[Element data from apps and pages]
┌──

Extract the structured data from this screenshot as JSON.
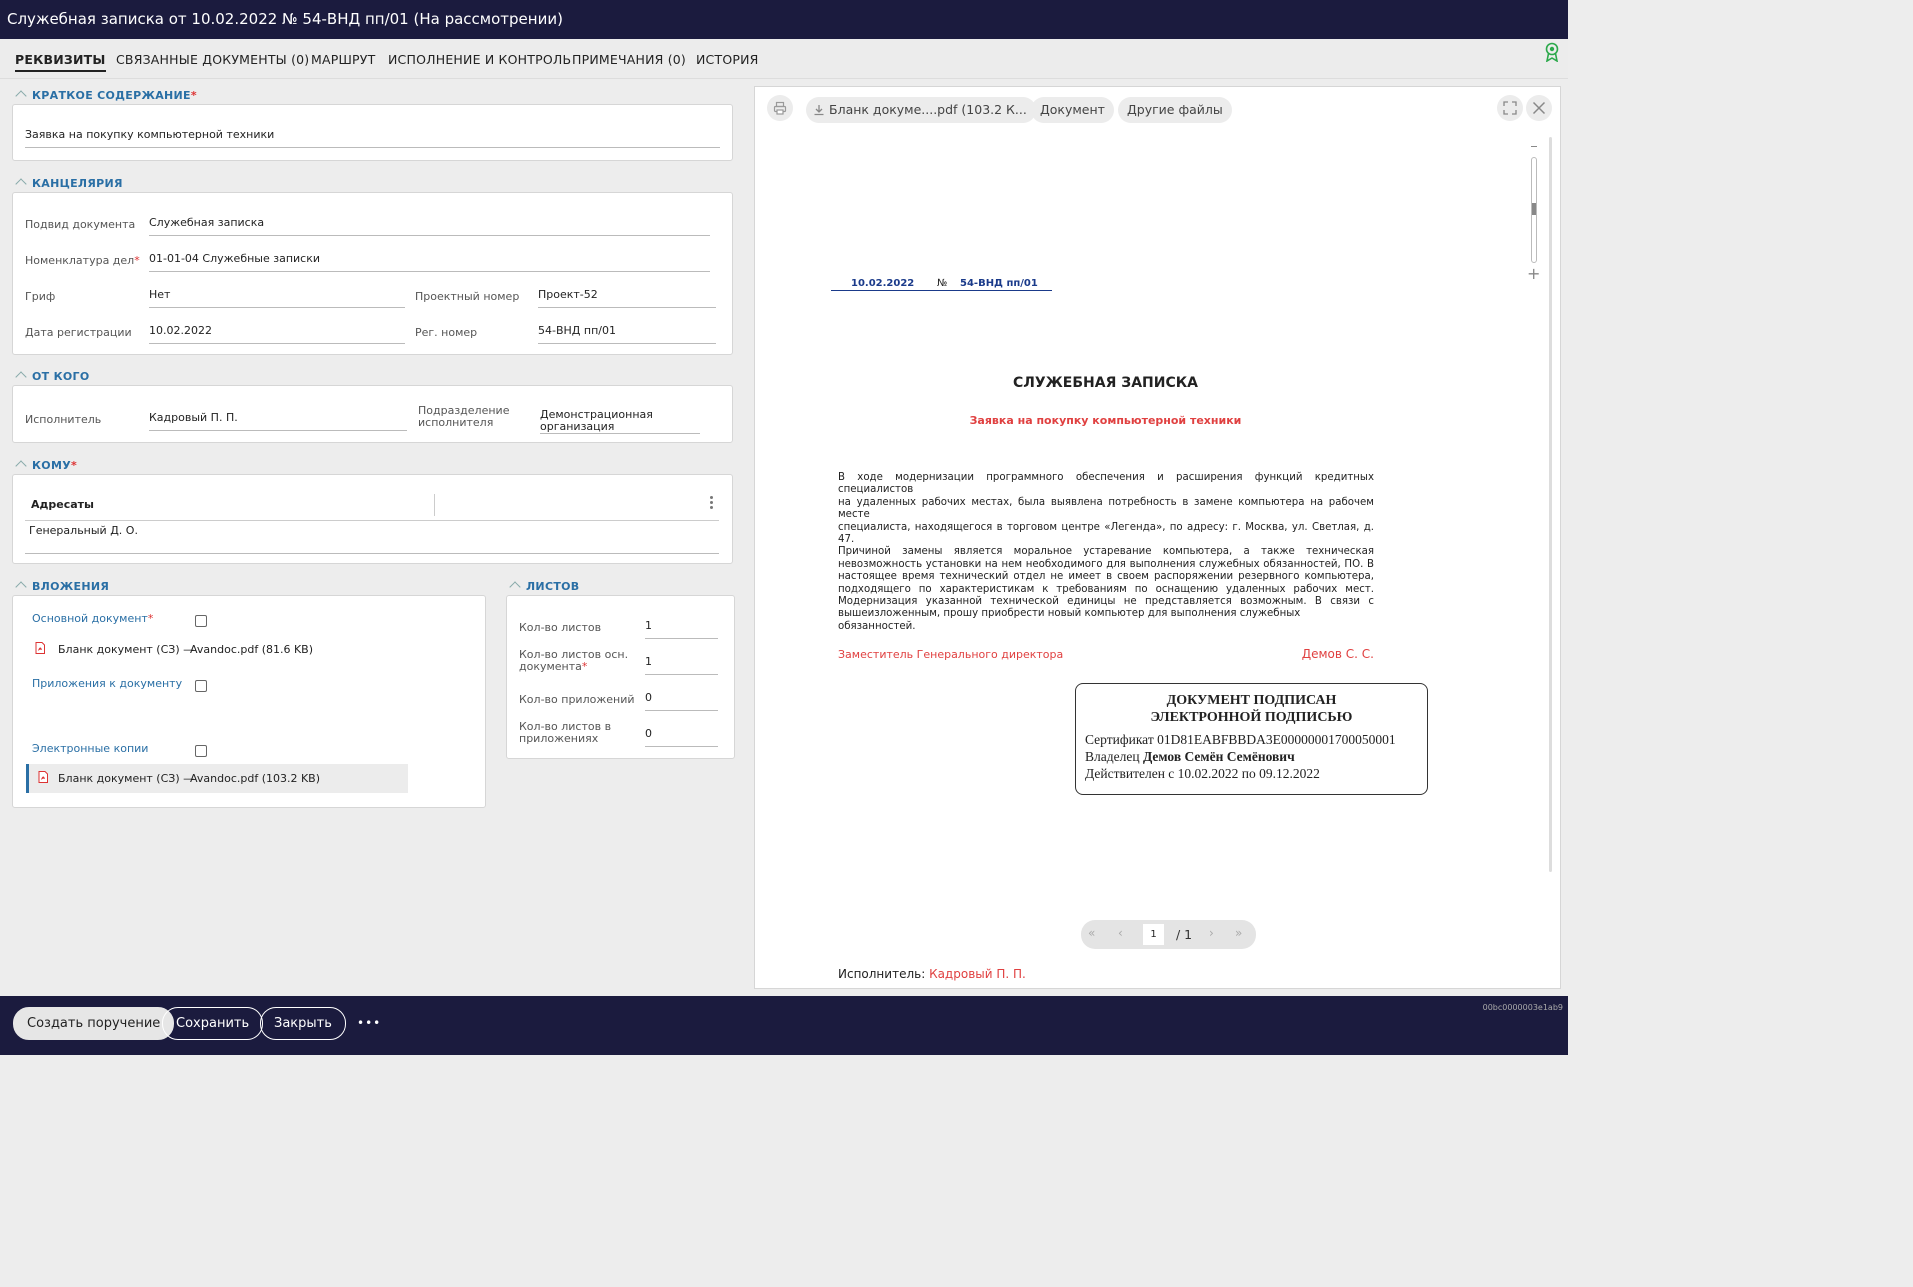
{
  "window": {
    "title": "Служебная записка от 10.02.2022 № 54-ВНД пп/01 (На рассмотрении)"
  },
  "tabs": [
    {
      "label": "РЕКВИЗИТЫ"
    },
    {
      "label": "СВЯЗАННЫЕ ДОКУМЕНТЫ (0)"
    },
    {
      "label": "МАРШРУТ"
    },
    {
      "label": "ИСПОЛНЕНИЕ И КОНТРОЛЬ"
    },
    {
      "label": "ПРИМЕЧАНИЯ (0)"
    },
    {
      "label": "ИСТОРИЯ"
    }
  ],
  "sections": {
    "summary": {
      "title": "КРАТКОЕ СОДЕРЖАНИЕ",
      "required": "*",
      "value": "Заявка на покупку компьютерной техники"
    },
    "office": {
      "title": "КАНЦЕЛЯРИЯ",
      "subtype_label": "Подвид документа",
      "subtype_value": "Служебная записка",
      "nomenclature_label": "Номенклатура дел",
      "nomenclature_value": "01-01-04 Служебные записки",
      "stamp_label": "Гриф",
      "stamp_value": "Нет",
      "project_no_label": "Проектный номер",
      "project_no_value": "Проект-52",
      "reg_date_label": "Дата регистрации",
      "reg_date_value": "10.02.2022",
      "reg_no_label": "Рег. номер",
      "reg_no_value": "54-ВНД пп/01"
    },
    "from": {
      "title": "ОТ КОГО",
      "executor_label": "Исполнитель",
      "executor_value": "Кадровый П. П.",
      "dept_label_1": "Подразделение",
      "dept_label_2": "исполнителя",
      "dept_value_1": "Демонстрационная",
      "dept_value_2": "организация"
    },
    "to": {
      "title": "КОМУ",
      "column": "Адресаты",
      "addressee": "Генеральный Д. О."
    },
    "attachments": {
      "title": "ВЛОЖЕНИЯ",
      "main_doc_label": "Основной документ",
      "main_doc_name": "Бланк документ (СЗ) —",
      "main_doc_file": "Avandoc.pdf (81.6 KB)",
      "appendix_label": "Приложения к документу",
      "ecopy_label": "Электронные копии",
      "ecopy_name": "Бланк документ (СЗ) —",
      "ecopy_file": "Avandoc.pdf (103.2 KB)"
    },
    "sheets": {
      "title": "ЛИСТОВ",
      "sheets_label": "Кол-во листов",
      "sheets_value": "1",
      "main_sheets_label_1": "Кол-во листов осн.",
      "main_sheets_label_2": "документа",
      "main_sheets_value": "1",
      "appendices_label": "Кол-во приложений",
      "appendices_value": "0",
      "appendix_sheets_label_1": "Кол-во листов в",
      "appendix_sheets_label_2": "приложениях",
      "appendix_sheets_value": "0"
    }
  },
  "viewer": {
    "file_button": "Бланк докуме....pdf (103.2 К...",
    "document_button": "Документ",
    "other_files_button": "Другие файлы",
    "page_current": "1",
    "page_total": "/ 1",
    "doc": {
      "date": "10.02.2022",
      "number_sign": "№",
      "number": "54-ВНД пп/01",
      "heading": "СЛУЖЕБНАЯ ЗАПИСКА",
      "subject": "Заявка на покупку компьютерной техники",
      "body": [
        "В ходе модернизации программного обеспечения и расширения функций кредитных специалистов",
        "на удаленных рабочих местах, была выявлена потребность в замене компьютера на рабочем месте",
        "специалиста, находящегося в торговом центре «Легенда», по адресу: г. Москва, ул. Светлая, д. 47.",
        "Причиной замены является моральное устаревание компьютера, а также техническая",
        "невозможность установки на нем необходимого для выполнения служебных обязанностей, ПО. В",
        "настоящее время технический отдел не имеет в своем распоряжении резервного компьютера,",
        "подходящего по характеристикам к требованиям по оснащению удаленных рабочих мест.",
        "Модернизация указанной технической единицы не представляется возможным. В связи с",
        "вышеизложенным, прошу приобрести новый компьютер для выполнения служебных обязанностей."
      ],
      "signer_position": "Заместитель Генерального директора",
      "signer_name": "Демов С. С.",
      "sig_title_1": "ДОКУМЕНТ ПОДПИСАН",
      "sig_title_2": "ЭЛЕКТРОННОЙ ПОДПИСЬЮ",
      "sig_cert_label": "Сертификат",
      "sig_cert": "01D81EABFBBDA3E00000001700050001",
      "sig_owner_label": "Владелец",
      "sig_owner": "Демов Семён Семёнович",
      "sig_valid": "Действителен с 10.02.2022 по 09.12.2022",
      "executor_label": "Исполнитель:",
      "executor": "Кадровый П. П."
    }
  },
  "footer": {
    "create_task": "Создать поручение",
    "save": "Сохранить",
    "close": "Закрыть",
    "more": "•••",
    "doc_id": "00bc0000003e1ab9"
  },
  "colors": {
    "header_bg": "#1b1b3e",
    "accent": "#2a6fa5",
    "required": "#d33333",
    "doc_red": "#e04040",
    "doc_blue": "#1a3a8a"
  },
  "icons": [
    "award-icon",
    "chevron-up-icon",
    "printer-icon",
    "download-icon",
    "fullscreen-icon",
    "close-icon",
    "pdf-icon",
    "kebab-icon"
  ]
}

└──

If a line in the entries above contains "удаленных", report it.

RESPONSE TO THIS EXERCISE.
        "на удаленных рабочих местах, была выявлена потребность в замене компьютера на рабочем месте",
        "подходящего по характеристикам к требованиям по оснащению удаленных рабочих мест.",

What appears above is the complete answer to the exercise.